The use of Gradle does not only remove the pain from your builds, it also removes the pain from your setup. No setup or download of Gradle is required, it just works. This is because Gradle is enabled to get everything it needs to perform the build from the internet. Note that initially no Gradle specific knowledge is required to get started and by using this, you have out of the box builds that you can automate and add to your CI systems.

Gradle Tasks View

Thanks to this new view, invoking tasks in Gradle has never been easier. You get an immediate description of the task you’re about to run and can even run it with arguments. There is no need to switch to the command line or any additional steps. You can use all of the features from the build plugin within Studio – including deployments to Mule Enterprise Management and CloudHub.

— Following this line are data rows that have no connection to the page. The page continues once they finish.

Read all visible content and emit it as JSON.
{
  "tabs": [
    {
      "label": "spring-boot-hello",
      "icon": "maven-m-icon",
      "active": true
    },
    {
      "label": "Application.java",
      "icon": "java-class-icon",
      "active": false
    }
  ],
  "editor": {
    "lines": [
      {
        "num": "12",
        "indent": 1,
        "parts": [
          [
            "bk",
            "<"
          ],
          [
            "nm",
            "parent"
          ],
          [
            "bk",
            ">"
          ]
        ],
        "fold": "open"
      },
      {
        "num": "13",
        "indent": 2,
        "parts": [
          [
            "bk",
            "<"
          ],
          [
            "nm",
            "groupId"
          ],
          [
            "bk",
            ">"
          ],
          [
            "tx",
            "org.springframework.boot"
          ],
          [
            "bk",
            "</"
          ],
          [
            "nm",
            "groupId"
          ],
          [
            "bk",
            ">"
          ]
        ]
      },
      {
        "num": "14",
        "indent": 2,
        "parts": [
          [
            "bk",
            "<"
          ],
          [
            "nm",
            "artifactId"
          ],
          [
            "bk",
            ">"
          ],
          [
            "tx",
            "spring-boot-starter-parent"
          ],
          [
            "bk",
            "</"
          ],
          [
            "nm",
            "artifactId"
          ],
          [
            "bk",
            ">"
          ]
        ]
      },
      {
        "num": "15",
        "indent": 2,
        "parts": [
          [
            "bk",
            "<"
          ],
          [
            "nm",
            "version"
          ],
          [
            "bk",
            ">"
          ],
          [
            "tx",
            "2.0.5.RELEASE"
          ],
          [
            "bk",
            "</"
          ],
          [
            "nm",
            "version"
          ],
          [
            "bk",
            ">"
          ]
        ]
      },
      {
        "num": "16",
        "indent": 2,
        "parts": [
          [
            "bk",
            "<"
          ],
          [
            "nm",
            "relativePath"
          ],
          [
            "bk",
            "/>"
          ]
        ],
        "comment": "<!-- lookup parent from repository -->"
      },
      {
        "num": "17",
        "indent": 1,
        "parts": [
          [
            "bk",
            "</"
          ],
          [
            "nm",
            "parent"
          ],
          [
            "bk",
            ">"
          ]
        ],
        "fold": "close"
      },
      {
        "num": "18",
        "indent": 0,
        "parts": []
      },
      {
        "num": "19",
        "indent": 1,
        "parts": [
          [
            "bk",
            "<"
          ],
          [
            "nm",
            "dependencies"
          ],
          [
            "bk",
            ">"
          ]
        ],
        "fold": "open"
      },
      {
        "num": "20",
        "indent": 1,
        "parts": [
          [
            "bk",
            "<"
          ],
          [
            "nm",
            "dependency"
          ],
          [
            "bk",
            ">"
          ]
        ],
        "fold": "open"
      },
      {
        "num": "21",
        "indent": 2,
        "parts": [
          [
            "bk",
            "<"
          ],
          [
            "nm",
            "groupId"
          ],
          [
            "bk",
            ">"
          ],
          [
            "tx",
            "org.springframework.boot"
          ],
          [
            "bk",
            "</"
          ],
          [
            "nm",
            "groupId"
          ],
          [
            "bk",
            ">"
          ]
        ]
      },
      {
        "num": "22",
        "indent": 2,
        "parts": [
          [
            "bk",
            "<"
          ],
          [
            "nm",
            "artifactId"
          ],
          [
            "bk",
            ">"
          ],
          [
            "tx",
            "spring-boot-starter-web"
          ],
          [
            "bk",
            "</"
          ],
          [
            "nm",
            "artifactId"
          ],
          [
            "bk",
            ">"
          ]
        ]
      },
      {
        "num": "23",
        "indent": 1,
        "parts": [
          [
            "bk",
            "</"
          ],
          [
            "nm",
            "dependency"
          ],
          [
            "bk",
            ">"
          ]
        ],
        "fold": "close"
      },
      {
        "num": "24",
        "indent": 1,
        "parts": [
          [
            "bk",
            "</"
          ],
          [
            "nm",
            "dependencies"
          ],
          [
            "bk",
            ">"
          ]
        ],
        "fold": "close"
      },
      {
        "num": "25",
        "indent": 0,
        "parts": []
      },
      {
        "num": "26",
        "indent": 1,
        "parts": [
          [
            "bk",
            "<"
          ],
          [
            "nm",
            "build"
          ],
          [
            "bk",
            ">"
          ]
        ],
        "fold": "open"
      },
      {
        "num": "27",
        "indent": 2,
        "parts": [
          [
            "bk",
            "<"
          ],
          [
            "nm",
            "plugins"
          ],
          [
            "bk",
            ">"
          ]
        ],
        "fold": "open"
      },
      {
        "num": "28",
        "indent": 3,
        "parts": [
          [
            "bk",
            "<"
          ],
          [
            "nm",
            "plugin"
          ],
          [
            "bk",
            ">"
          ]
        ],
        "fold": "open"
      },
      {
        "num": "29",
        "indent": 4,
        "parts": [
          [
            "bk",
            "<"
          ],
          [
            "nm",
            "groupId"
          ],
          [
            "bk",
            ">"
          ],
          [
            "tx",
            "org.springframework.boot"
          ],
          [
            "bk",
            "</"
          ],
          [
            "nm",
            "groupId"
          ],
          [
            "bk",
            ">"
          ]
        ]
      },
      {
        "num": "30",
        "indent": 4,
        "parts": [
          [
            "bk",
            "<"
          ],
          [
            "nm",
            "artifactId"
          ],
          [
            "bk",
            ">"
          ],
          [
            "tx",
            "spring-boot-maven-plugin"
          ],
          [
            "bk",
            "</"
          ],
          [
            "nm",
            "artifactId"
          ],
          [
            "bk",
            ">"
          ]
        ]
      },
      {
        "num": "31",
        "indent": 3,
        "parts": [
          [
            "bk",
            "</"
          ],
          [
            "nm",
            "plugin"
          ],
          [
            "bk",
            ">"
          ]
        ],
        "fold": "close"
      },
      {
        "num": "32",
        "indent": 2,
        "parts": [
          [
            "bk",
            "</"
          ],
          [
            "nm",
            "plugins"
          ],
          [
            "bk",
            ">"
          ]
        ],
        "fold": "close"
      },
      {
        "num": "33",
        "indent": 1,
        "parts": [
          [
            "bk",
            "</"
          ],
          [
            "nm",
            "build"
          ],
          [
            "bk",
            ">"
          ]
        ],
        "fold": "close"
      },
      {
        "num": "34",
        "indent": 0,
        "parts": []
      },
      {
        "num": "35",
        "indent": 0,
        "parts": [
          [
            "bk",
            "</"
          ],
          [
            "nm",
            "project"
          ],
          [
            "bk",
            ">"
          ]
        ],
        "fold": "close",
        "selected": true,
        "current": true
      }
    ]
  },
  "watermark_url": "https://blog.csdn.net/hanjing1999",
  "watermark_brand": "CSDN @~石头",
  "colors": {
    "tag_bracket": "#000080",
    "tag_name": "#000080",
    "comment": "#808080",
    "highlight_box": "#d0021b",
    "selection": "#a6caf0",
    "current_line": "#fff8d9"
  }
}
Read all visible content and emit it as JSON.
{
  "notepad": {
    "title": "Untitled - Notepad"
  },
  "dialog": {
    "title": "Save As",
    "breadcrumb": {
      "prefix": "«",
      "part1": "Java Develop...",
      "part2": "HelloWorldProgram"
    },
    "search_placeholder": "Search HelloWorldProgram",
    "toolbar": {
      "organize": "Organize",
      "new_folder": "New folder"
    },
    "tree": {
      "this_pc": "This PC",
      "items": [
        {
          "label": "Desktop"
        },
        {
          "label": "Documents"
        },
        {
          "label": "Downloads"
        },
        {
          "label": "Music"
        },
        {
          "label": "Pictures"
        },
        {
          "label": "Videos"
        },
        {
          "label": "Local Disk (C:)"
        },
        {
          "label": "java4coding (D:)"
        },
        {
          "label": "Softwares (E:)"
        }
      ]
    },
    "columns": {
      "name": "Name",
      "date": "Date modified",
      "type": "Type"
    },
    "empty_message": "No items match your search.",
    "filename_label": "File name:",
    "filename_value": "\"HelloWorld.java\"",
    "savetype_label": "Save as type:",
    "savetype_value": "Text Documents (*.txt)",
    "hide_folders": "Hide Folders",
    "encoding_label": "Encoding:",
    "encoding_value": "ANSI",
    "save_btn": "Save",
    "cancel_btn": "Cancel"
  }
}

Visual Dependency Management

We have included a new type of editor for the build.gradle file that includes a panel for visually adding dependencies to your app. This helps you get started as quickly as possible and makes learning Gradle easy.

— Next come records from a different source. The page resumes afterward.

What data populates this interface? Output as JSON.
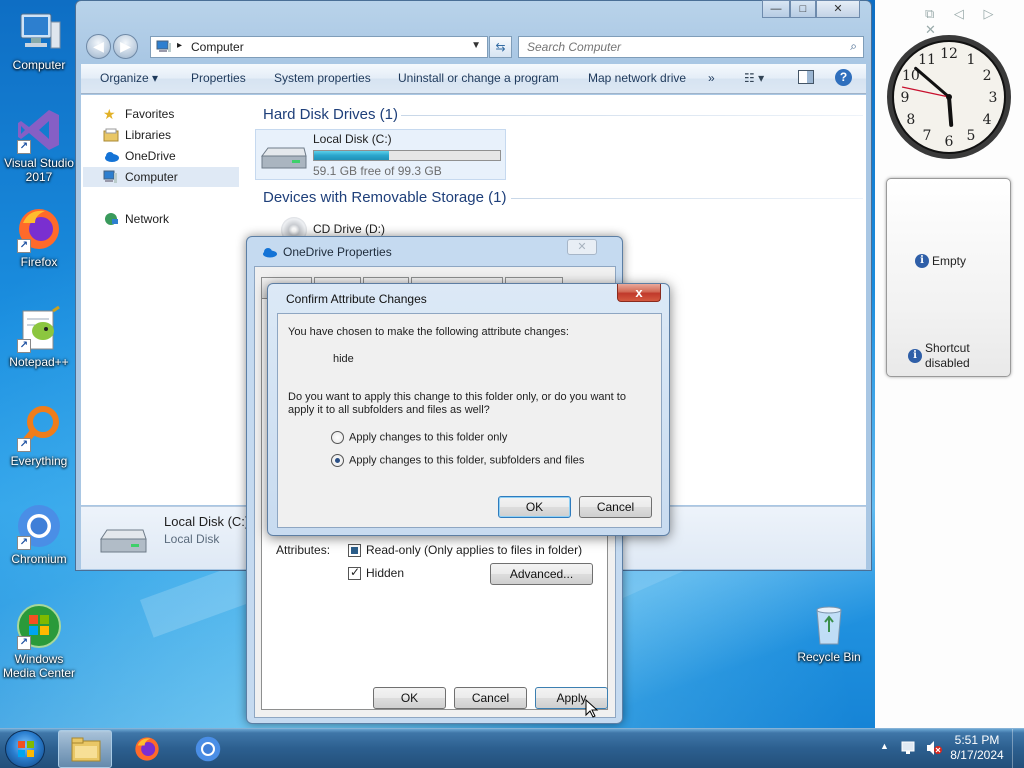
{
  "desktop": {
    "icons": [
      {
        "label": "Computer",
        "icon": "computer-icon"
      },
      {
        "label": "Visual Studio 2017",
        "icon": "visual-studio-icon"
      },
      {
        "label": "Firefox",
        "icon": "firefox-icon"
      },
      {
        "label": "Notepad++",
        "icon": "notepadpp-icon"
      },
      {
        "label": "Everything",
        "icon": "everything-icon"
      },
      {
        "label": "Chromium",
        "icon": "chromium-icon"
      },
      {
        "label": "Windows Media Center",
        "icon": "media-center-icon"
      },
      {
        "label": "Recycle Bin",
        "icon": "recycle-bin-icon"
      }
    ]
  },
  "gadgets": {
    "clock": {
      "hour": 5,
      "minute": 51,
      "second": 47
    },
    "info_items": [
      {
        "label": "Empty"
      },
      {
        "label": "Shortcut disabled"
      }
    ]
  },
  "explorer": {
    "address": "Computer",
    "search_placeholder": "Search Computer",
    "toolbar": {
      "organize": "Organize ▾",
      "properties": "Properties",
      "system_properties": "System properties",
      "uninstall": "Uninstall or change a program",
      "map_drive": "Map network drive",
      "more": "»"
    },
    "nav": {
      "favorites": "Favorites",
      "libraries": "Libraries",
      "onedrive": "OneDrive",
      "computer": "Computer",
      "network": "Network"
    },
    "groups": {
      "hard_disks": "Hard Disk Drives (1)",
      "removable": "Devices with Removable Storage (1)"
    },
    "drive_c": {
      "name": "Local Disk (C:)",
      "free": "59.1 GB free of 99.3 GB",
      "used_fraction": 0.405
    },
    "drive_d": {
      "name": "CD Drive (D:)"
    },
    "details": {
      "name": "Local Disk (C:)",
      "type": "Local Disk"
    }
  },
  "props_dialog": {
    "title": "OneDrive Properties",
    "attributes_label": "Attributes:",
    "readonly_label": "Read-only (Only applies to files in folder)",
    "hidden_label": "Hidden",
    "advanced_button": "Advanced...",
    "ok": "OK",
    "cancel": "Cancel",
    "apply": "Apply"
  },
  "confirm_dialog": {
    "title": "Confirm Attribute Changes",
    "intro": "You have chosen to make the following attribute changes:",
    "change": "hide",
    "question": "Do you want to apply this change to this folder only, or do you want to apply it to all subfolders and files as well?",
    "option1": "Apply changes to this folder only",
    "option2": "Apply changes to this folder, subfolders and files",
    "ok": "OK",
    "cancel": "Cancel",
    "close": "x"
  },
  "taskbar": {
    "time": "5:51 PM",
    "date": "8/17/2024"
  }
}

Advanced Setup Preference Page

While the default setup should work for almost everyone, there is still the need to create advanced configurations, so we have included a preferences page where you can customize the logging level that your build outputs, the version of Gradle you would like the tool to download, or configure a custom Gradle installation.

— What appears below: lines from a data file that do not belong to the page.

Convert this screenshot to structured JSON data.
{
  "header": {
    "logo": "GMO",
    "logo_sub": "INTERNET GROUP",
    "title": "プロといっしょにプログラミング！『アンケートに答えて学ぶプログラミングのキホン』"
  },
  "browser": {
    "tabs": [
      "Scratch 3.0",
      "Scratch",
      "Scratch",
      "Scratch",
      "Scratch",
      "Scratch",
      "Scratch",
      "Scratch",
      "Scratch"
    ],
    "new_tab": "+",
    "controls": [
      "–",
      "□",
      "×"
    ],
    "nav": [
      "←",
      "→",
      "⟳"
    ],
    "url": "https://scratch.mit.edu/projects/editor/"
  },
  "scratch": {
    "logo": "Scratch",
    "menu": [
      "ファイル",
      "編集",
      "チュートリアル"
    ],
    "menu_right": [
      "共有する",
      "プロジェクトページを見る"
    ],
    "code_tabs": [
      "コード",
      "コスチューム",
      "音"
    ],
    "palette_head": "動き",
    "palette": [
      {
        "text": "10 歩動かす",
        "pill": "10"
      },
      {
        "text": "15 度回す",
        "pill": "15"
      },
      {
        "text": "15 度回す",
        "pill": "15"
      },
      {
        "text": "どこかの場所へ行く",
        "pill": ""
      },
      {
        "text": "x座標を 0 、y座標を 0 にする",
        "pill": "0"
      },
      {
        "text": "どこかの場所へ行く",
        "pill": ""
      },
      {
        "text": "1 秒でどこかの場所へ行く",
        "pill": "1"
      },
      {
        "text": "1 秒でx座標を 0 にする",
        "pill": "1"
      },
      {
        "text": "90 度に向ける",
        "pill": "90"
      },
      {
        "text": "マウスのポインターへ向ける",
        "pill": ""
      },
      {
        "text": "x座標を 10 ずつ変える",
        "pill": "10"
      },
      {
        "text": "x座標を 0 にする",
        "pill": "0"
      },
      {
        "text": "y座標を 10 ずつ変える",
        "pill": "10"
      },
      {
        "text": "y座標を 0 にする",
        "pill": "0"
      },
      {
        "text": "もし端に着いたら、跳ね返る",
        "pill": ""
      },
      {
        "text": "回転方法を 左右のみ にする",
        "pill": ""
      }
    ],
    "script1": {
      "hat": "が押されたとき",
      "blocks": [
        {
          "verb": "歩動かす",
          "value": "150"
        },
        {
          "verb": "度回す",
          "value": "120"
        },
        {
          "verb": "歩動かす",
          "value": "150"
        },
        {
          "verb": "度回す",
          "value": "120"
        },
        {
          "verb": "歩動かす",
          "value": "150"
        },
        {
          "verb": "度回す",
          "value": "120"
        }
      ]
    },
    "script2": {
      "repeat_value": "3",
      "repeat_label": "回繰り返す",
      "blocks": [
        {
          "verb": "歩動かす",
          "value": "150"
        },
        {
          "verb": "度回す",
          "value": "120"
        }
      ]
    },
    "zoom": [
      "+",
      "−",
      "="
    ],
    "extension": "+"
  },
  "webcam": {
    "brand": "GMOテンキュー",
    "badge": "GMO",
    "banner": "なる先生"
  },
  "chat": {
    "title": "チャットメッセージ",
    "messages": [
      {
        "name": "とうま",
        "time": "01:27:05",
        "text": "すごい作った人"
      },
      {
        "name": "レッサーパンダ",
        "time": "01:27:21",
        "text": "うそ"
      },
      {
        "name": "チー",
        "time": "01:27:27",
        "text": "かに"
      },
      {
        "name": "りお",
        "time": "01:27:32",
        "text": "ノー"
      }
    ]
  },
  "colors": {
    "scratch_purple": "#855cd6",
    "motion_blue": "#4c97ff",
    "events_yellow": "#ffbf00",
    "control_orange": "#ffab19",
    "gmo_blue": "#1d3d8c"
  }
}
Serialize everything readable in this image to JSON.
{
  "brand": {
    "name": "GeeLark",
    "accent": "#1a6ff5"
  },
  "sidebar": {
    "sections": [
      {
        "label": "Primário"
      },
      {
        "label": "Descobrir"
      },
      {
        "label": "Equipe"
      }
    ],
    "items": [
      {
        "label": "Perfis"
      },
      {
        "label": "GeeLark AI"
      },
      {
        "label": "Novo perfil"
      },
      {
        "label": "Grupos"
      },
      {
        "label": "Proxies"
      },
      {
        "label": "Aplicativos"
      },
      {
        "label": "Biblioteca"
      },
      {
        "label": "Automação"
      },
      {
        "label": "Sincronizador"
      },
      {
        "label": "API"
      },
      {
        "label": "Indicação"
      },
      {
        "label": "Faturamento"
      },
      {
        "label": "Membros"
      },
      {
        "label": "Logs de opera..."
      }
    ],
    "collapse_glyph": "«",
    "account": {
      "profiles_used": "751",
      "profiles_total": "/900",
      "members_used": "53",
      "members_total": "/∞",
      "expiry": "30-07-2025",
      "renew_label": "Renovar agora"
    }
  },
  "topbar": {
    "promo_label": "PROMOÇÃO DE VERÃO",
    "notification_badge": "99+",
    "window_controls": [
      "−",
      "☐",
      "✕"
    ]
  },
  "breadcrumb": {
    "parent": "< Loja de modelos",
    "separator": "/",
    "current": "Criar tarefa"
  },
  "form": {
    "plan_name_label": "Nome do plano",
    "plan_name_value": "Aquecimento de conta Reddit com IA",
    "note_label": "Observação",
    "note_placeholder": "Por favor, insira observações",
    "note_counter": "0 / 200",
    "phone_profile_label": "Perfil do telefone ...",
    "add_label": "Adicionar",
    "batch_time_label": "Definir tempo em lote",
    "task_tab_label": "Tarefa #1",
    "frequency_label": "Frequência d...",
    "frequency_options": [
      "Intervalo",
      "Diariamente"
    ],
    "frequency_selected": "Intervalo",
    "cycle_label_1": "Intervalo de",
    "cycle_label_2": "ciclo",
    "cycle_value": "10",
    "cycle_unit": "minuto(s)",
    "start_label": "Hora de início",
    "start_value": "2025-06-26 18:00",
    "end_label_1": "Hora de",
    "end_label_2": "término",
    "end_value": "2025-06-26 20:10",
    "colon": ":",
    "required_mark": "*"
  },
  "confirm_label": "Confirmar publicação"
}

Other Gradle Goodies

Gradle also provides several other out of the box goodies that you should know about:

  • Out of the box inclusion of the source code of your dependencies: When using Gradle 2.0 (configurable through the settings), each dependency you add to your project will trigger, out of the box, the download of (if available) its sources and the javadoc.
  • By performing a small addition to your build.gradle file, you can with one simple click, deploy your app in an external Mule Runtime that could be running in your local computer.

Release 1.1.0

Starting from release 1.1.0 of the Gradle module, we fully support version 2.0 of Gradle. This version also includes a number of bugfixes that improve the experience with this build tool.

Since we released 1.0.0, users no longer need to build the plugin, it is available publicly in MuleSoft’s community site, you simply need to configure your project’s build with the following:

By using this configuration, you’d be able to use Gradle 1.x and 2.x for your builds. For a complete list of the fixes made, you can refer to our github’s milestone.


Please let us know your feedback through the project’s Github Issues page. This feedback is very important to us so we can continue to improve this important tool and help you be more productive every day.